A satellite is an additional portion of the machine that runs at a slightly higher or lower suction pressure.
Typically, the idea is to save energy by only using the capacity that is required to maintain the colder temps or by grouping the higher temperature circuits together and running them at a higher pressure.
I'm sure you understand compression ratio: The ratio of absolute discharge to absolute suction (with absolute being gauge pressure + 14.7, if at sea level).
The higher the compression ratio, the less efficient the compressor is. This has to do with the amount of piston travel needed to re-expand the vapor that is trapped in the clearance between the top of the piston and the bottom of the valve plate.

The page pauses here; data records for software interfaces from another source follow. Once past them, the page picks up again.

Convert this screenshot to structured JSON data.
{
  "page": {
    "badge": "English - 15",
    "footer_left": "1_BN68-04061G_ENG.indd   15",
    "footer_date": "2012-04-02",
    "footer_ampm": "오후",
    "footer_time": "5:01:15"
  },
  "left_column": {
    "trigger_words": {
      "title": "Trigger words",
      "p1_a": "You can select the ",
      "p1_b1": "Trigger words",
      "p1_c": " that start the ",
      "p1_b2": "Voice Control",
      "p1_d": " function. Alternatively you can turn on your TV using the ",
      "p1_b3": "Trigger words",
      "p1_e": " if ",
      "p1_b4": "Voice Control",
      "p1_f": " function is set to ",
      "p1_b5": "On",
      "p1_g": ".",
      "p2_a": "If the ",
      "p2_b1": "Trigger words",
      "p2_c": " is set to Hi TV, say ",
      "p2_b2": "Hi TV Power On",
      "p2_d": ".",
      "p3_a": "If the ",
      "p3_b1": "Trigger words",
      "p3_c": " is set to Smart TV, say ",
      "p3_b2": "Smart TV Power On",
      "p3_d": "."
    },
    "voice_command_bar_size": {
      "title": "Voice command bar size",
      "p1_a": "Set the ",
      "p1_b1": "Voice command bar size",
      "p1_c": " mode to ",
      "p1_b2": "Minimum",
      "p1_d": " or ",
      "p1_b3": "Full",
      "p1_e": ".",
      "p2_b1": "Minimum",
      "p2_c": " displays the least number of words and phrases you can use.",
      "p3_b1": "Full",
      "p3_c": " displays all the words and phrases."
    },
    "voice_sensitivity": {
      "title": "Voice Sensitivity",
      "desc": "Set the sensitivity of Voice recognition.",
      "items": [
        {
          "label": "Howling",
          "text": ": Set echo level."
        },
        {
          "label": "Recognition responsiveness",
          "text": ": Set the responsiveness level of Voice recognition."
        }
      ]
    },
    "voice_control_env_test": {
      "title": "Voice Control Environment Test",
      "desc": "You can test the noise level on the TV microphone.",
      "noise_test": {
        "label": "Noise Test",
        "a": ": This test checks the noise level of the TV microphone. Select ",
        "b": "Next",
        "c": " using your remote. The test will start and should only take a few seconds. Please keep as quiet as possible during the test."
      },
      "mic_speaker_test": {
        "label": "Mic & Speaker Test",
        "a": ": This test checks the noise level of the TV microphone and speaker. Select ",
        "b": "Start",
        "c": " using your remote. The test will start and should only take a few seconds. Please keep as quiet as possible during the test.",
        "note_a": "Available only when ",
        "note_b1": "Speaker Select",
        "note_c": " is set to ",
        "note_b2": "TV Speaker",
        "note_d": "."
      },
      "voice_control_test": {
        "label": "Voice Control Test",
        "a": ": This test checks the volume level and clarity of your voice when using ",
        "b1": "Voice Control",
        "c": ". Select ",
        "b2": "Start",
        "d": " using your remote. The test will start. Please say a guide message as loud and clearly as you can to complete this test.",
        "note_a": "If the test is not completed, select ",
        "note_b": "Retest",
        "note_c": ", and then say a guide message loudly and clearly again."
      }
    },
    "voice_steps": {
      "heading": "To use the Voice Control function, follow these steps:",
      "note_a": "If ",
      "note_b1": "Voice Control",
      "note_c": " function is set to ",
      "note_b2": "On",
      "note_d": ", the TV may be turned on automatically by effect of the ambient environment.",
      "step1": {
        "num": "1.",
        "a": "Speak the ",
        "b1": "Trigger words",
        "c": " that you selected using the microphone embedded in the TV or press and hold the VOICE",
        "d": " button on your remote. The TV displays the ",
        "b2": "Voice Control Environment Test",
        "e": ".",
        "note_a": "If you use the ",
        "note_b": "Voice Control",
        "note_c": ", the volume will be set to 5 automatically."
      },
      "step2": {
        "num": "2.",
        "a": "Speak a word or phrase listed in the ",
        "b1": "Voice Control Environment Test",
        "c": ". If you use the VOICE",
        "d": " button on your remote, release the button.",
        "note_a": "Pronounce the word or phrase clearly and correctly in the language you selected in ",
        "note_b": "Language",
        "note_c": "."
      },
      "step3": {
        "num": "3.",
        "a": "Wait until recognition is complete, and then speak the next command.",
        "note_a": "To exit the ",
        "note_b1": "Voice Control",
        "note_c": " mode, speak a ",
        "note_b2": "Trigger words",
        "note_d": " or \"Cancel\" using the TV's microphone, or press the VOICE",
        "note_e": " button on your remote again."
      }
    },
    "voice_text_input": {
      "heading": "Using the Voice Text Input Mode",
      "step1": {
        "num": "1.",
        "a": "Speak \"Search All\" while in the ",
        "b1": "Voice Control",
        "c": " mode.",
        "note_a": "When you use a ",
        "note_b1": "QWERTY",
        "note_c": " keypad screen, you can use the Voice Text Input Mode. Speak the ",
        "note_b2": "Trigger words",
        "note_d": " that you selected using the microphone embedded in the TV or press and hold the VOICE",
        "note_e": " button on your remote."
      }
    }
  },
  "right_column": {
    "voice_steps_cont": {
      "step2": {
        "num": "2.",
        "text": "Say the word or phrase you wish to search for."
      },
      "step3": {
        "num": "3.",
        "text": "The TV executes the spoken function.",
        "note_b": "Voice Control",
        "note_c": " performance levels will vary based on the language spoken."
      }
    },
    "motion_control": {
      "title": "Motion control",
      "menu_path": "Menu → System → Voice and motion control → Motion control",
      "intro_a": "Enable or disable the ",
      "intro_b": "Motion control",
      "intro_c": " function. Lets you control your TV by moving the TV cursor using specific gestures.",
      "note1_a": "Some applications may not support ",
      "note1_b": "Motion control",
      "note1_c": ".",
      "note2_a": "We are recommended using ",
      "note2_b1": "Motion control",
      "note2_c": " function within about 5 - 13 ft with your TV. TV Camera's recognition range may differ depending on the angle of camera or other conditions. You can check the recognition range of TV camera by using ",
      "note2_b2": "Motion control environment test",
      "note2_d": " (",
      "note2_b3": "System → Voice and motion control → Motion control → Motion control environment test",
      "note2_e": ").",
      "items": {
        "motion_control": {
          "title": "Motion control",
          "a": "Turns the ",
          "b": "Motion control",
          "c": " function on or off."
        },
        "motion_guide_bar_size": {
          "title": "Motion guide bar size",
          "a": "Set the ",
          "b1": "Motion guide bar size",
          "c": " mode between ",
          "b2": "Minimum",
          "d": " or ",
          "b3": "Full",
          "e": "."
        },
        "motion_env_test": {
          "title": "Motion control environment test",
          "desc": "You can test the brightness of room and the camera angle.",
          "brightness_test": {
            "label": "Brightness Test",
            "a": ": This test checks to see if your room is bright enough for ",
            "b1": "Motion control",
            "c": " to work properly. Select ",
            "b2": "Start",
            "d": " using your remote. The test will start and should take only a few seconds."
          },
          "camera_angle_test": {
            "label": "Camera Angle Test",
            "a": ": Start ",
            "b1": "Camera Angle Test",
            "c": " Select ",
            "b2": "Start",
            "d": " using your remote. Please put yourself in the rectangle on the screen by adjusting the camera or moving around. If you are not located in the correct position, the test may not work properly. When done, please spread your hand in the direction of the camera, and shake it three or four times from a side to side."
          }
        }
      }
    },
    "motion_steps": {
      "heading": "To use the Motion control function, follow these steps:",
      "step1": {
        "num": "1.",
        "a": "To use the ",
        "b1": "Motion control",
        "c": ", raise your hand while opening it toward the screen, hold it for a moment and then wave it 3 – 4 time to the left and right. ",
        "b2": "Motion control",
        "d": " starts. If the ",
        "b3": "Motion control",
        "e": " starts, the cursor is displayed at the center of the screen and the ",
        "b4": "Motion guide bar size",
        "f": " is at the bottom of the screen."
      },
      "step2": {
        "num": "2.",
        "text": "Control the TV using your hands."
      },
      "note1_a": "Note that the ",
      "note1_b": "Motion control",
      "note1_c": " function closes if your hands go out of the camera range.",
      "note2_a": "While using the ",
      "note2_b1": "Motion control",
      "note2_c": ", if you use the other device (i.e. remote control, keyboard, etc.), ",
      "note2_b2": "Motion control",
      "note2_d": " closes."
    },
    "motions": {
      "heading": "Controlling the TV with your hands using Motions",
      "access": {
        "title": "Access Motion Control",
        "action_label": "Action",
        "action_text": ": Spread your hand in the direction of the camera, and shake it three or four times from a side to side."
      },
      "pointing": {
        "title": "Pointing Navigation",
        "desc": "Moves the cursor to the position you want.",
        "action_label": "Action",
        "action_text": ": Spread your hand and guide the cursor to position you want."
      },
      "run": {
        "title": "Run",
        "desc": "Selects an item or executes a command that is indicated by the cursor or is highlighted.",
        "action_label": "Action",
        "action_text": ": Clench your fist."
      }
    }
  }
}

So, if you can isolate the system operating at the lowest saturated suction temperature by piping it to its own compressor (the satellite compressor), the remainder of the compressors on the rack can operate at a higher saturated suction temperature, meaning more efficiently. No need to operate the entire rack at -25 SST to satisfy the 24' of ice cream cases. Use a satellite for this, and operate the rest of the rack at whatever the FF cases require...say -15 SST. This translates into less $$ on the power bill at the end of the month.
Here's an example:
A 3D compressor operating at -25 SST and 105 SCT has a capacity of 46,300 Btu. The same compressor operating at a -20 SST and 105 SCT has a condenser 50,500 Btu. That's a 10 increase in capacity, simply by operating at a higher SST.